This results in an increase of revenue being attributed to organic or direct traffic.
- In Google Analytics, navigate to Audiences > User Explorer.
- Change your segment to a newly created segment that matches the below sequence:
- Apply the following filter to the User Explorer Report:
a. Transactions = 1
b. AND Sessions is greater than 2
- Change your date range to only include one day's worth of data. Note: while it's helpful to look at one day's worth of data at a time, do look at atleast 4-5 individual days for your analysis.
- Look through each client ids for a scenario like the below: (Note how the shopper's source was change from "Paid Search" to "Organic Search" as soon as they clicked away from the landing page)
- Change your GA tracking to use Google Tag Manager (if you're not already doing so).
- In Google Tag Manager, Elevar will help implement a ghost referral fix that is custom to your specific site setup.
If you've built your Headless website so that your checkout lives on the myshopify.com domain OR if the checkout is built via graphQL using the myshopify.com domain, this can cause many tracking issues such as:
- High % of direct traffic. Even though you can set up crossdomain tracking, you can't control the thank you page that 3rd party payments are sending traffic back to. They will use this myshopify.com domain.
- Domain verification issues in Facebook. Due to iOS14.5, FB now requires you to authenticate ownership of a domain in order for events to be processed for the new aggregated events measurement. We don't believe you can authenticate a myshopify.com domain.
- Affiliates or other third party trackers that rely on passing cookies. Most cookie data can only be set and shared on the same top level domain. So when user navigates to myshopify.com domain they will lose this data that the trackers rely on. This typically leads to low % of attribution and remarketing audiences.
Here's how the team from Shopify suggests setting up your Checkout API in order to fix this issue:
The checkout development team was able look into this and discovered that you are currently using the Storefront API and posting requests to [websitedomain].[myshopify.com/api/graphql]. We use the URL that checkout was initiated from as the checkout URL, because the request is posting to the API endpoint on [websitedomain].myshopify.com it is the URL used to initiate checkout and because of that becomes the callback URL for PayPal Express. This is intended and expected behavior.
You should be able to resolve this by simply posting to shop.[websitedomain].com/api/graphql instead. This may also be a good time to start using API versioning to ensure the API does not change unexpectedly by using shop.[websitedomain].com/api/2019-07/graphql. You can also find Storefront API documentation here if you would like a more complete reference.
99% of everything will be the same if you use Shopify Hydrogen vs another headless software. The only unique item is that Shopify Hydrogen has a setting that blocks some scripts, so that item will need to be disabled.
Since a Headless Site stays on the same "page" as a shopper navigates throughout the website, you also won't be able to use a pageview as an activation event for A/B Testing.

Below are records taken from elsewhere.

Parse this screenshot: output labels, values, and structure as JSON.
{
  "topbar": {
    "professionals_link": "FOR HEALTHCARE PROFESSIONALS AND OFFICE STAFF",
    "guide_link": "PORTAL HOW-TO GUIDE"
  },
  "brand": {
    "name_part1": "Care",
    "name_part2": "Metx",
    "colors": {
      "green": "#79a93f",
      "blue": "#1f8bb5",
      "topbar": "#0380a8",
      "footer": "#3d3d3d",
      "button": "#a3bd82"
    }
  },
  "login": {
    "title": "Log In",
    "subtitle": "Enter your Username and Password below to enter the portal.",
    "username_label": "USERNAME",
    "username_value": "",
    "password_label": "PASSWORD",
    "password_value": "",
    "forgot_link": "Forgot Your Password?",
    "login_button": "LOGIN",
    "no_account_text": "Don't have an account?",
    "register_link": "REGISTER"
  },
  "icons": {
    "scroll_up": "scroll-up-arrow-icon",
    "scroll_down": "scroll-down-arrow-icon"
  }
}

Instead, you'll have to configure a custom DataLayer event that occurs on each URL change. Your activation event can then be based on this 'route change' event. Essentially, we're simulating a pageview via a custom DataLayer event.
Updated 1 day ago